■ **What you are asked to do**
Please return the records below exactly as they stand, with the pictures removed.

■ **Data for this exercise**

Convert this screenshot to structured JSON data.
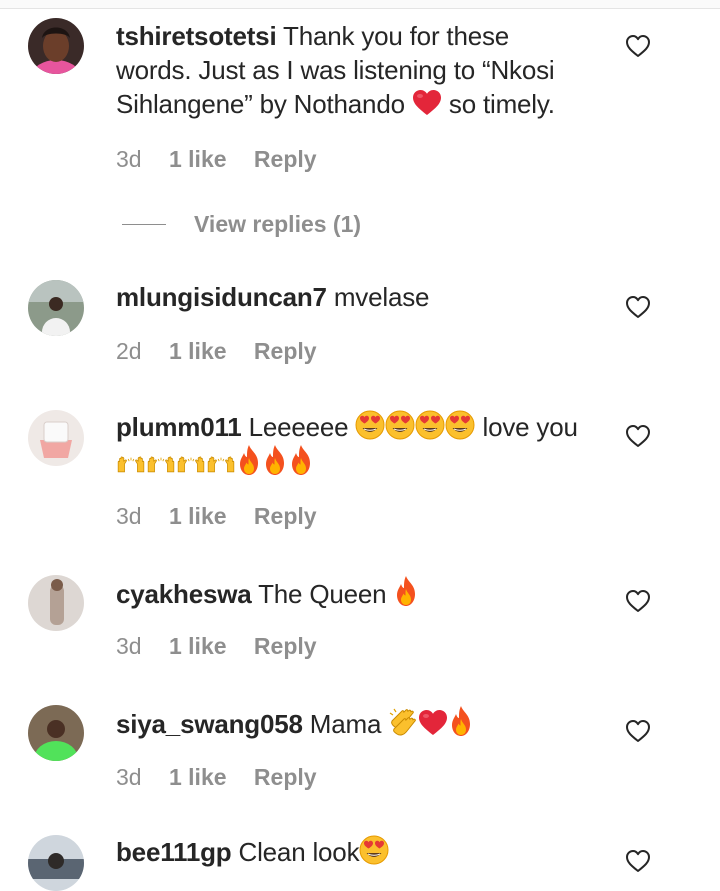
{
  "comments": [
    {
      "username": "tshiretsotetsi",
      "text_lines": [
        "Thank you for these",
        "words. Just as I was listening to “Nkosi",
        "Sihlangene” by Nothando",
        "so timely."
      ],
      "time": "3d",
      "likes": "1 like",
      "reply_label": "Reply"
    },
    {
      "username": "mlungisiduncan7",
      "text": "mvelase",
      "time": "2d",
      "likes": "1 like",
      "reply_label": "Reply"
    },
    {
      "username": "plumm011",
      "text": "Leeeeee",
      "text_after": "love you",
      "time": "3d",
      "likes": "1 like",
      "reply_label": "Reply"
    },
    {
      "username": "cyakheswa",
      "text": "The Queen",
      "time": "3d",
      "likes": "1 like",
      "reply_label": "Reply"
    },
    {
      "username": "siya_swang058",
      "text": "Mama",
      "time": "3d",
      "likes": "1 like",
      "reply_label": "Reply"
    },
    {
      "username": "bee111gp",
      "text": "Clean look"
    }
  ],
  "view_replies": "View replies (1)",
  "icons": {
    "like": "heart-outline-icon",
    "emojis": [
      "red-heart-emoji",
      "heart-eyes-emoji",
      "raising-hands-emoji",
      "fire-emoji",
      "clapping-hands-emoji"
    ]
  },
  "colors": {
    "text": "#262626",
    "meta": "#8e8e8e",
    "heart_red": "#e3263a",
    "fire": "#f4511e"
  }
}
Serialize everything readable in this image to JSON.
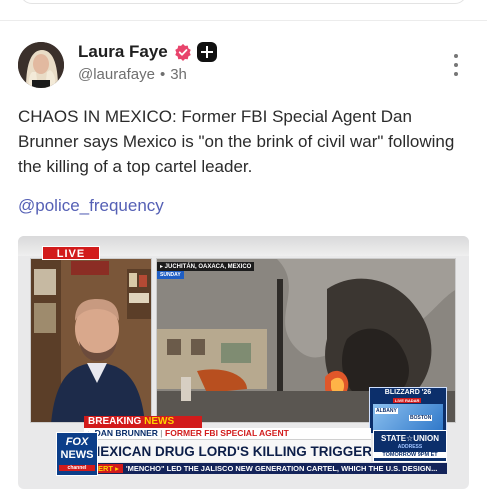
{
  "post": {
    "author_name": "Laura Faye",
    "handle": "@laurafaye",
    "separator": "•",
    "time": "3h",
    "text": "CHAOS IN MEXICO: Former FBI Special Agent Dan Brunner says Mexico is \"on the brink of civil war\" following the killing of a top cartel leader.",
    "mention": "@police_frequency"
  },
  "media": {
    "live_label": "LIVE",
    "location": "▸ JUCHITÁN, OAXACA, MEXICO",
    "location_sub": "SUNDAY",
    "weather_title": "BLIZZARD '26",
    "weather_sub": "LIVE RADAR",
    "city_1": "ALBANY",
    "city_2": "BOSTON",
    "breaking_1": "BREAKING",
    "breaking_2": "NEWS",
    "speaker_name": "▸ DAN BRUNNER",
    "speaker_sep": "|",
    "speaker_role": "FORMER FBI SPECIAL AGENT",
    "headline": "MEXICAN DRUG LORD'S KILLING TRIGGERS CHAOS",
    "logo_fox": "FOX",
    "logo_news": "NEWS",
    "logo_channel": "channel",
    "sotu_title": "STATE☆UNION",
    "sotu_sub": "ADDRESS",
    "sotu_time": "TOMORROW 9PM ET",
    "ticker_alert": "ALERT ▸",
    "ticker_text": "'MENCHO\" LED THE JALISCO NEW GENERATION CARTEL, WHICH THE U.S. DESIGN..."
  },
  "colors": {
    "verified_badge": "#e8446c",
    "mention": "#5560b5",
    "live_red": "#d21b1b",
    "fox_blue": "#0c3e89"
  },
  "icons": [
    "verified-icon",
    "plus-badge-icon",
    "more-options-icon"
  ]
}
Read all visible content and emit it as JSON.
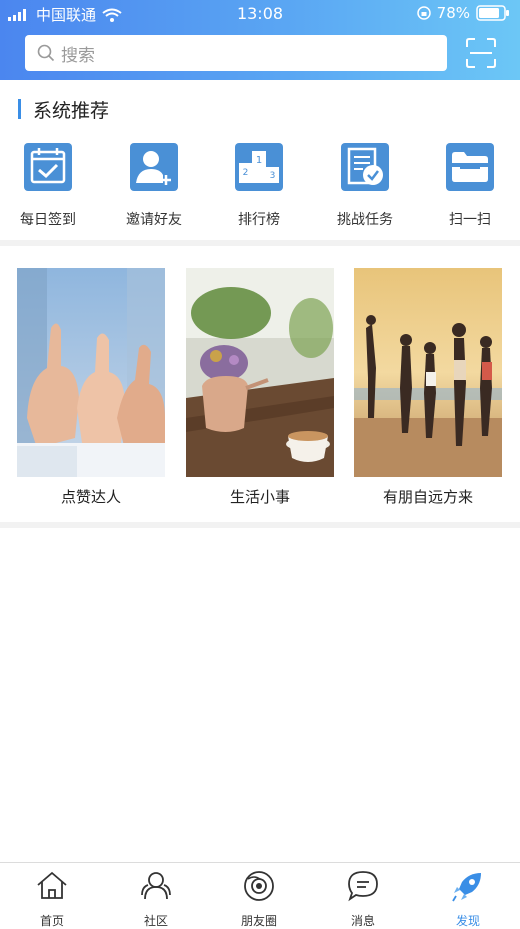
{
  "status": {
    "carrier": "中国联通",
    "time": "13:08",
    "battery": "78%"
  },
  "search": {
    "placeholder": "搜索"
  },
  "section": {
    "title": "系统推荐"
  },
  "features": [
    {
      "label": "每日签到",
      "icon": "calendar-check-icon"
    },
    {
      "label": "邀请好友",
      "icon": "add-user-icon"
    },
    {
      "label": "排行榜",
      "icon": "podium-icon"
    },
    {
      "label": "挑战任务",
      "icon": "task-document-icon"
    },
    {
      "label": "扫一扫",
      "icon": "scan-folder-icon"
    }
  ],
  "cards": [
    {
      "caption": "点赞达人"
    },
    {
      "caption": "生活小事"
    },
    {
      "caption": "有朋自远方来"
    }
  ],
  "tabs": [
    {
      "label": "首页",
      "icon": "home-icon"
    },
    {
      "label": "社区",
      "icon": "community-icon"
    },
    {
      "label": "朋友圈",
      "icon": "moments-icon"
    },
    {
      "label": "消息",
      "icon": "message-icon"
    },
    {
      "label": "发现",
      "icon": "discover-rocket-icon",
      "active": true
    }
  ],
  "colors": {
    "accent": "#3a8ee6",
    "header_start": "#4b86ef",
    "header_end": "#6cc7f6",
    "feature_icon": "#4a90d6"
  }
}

■ **Solution to the exercise**
Convert this screenshot to structured JSON data.
{
  "comments": [
    {
      "username": "tshiretsotetsi",
      "text_lines": [
        "Thank you for these",
        "words. Just as I was listening to “Nkosi",
        "Sihlangene” by Nothando",
        "so timely."
      ],
      "time": "3d",
      "likes": "1 like",
      "reply_label": "Reply"
    },
    {
      "username": "mlungisiduncan7",
      "text": "mvelase",
      "time": "2d",
      "likes": "1 like",
      "reply_label": "Reply"
    },
    {
      "username": "plumm011",
      "text": "Leeeeee",
      "text_after": "love you",
      "time": "3d",
      "likes": "1 like",
      "reply_label": "Reply"
    },
    {
      "username": "cyakheswa",
      "text": "The Queen",
      "time": "3d",
      "likes": "1 like",
      "reply_label": "Reply"
    },
    {
      "username": "siya_swang058",
      "text": "Mama",
      "time": "3d",
      "likes": "1 like",
      "reply_label": "Reply"
    },
    {
      "username": "bee111gp",
      "text": "Clean look"
    }
  ],
  "view_replies": "View replies (1)",
  "icons": {
    "like": "heart-outline-icon",
    "emojis": [
      "red-heart-emoji",
      "heart-eyes-emoji",
      "raising-hands-emoji",
      "fire-emoji",
      "clapping-hands-emoji"
    ]
  },
  "colors": {
    "text": "#262626",
    "meta": "#8e8e8e",
    "heart_red": "#e3263a",
    "fire": "#f4511e"
  }
}
Serialize everything readable in this image to JSON.
{
  "post": {
    "author_name": "Laura Faye",
    "handle": "@laurafaye",
    "separator": "•",
    "time": "3h",
    "text": "CHAOS IN MEXICO: Former FBI Special Agent Dan Brunner says Mexico is \"on the brink of civil war\" following the killing of a top cartel leader.",
    "mention": "@police_frequency"
  },
  "media": {
    "live_label": "LIVE",
    "location": "▸ JUCHITÁN, OAXACA, MEXICO",
    "location_sub": "SUNDAY",
    "weather_title": "BLIZZARD '26",
    "weather_sub": "LIVE RADAR",
    "city_1": "ALBANY",
    "city_2": "BOSTON",
    "breaking_1": "BREAKING",
    "breaking_2": "NEWS",
    "speaker_name": "▸ DAN BRUNNER",
    "speaker_sep": "|",
    "speaker_role": "FORMER FBI SPECIAL AGENT",
    "headline": "MEXICAN DRUG LORD'S KILLING TRIGGERS CHAOS",
    "logo_fox": "FOX",
    "logo_news": "NEWS",
    "logo_channel": "channel",
    "sotu_title": "STATE☆UNION",
    "sotu_sub": "ADDRESS",
    "sotu_time": "TOMORROW 9PM ET",
    "ticker_alert": "ALERT ▸",
    "ticker_text": "'MENCHO\" LED THE JALISCO NEW GENERATION CARTEL, WHICH THE U.S. DESIGN..."
  },
  "colors": {
    "verified_badge": "#e8446c",
    "mention": "#5560b5",
    "live_red": "#d21b1b",
    "fox_blue": "#0c3e89"
  },
  "icons": [
    "verified-icon",
    "plus-badge-icon",
    "more-options-icon"
  ]
}
Read all visible content and emit it as JSON.
{
  "status": {
    "carrier": "中国联通",
    "time": "13:08",
    "battery": "78%"
  },
  "search": {
    "placeholder": "搜索"
  },
  "section": {
    "title": "系统推荐"
  },
  "features": [
    {
      "label": "每日签到",
      "icon": "calendar-check-icon"
    },
    {
      "label": "邀请好友",
      "icon": "add-user-icon"
    },
    {
      "label": "排行榜",
      "icon": "podium-icon"
    },
    {
      "label": "挑战任务",
      "icon": "task-document-icon"
    },
    {
      "label": "扫一扫",
      "icon": "scan-folder-icon"
    }
  ],
  "cards": [
    {
      "caption": "点赞达人"
    },
    {
      "caption": "生活小事"
    },
    {
      "caption": "有朋自远方来"
    }
  ],
  "tabs": [
    {
      "label": "首页",
      "icon": "home-icon"
    },
    {
      "label": "社区",
      "icon": "community-icon"
    },
    {
      "label": "朋友圈",
      "icon": "moments-icon"
    },
    {
      "label": "消息",
      "icon": "message-icon"
    },
    {
      "label": "发现",
      "icon": "discover-rocket-icon",
      "active": true
    }
  ],
  "colors": {
    "accent": "#3a8ee6",
    "header_start": "#4b86ef",
    "header_end": "#6cc7f6",
    "feature_icon": "#4a90d6"
  }
}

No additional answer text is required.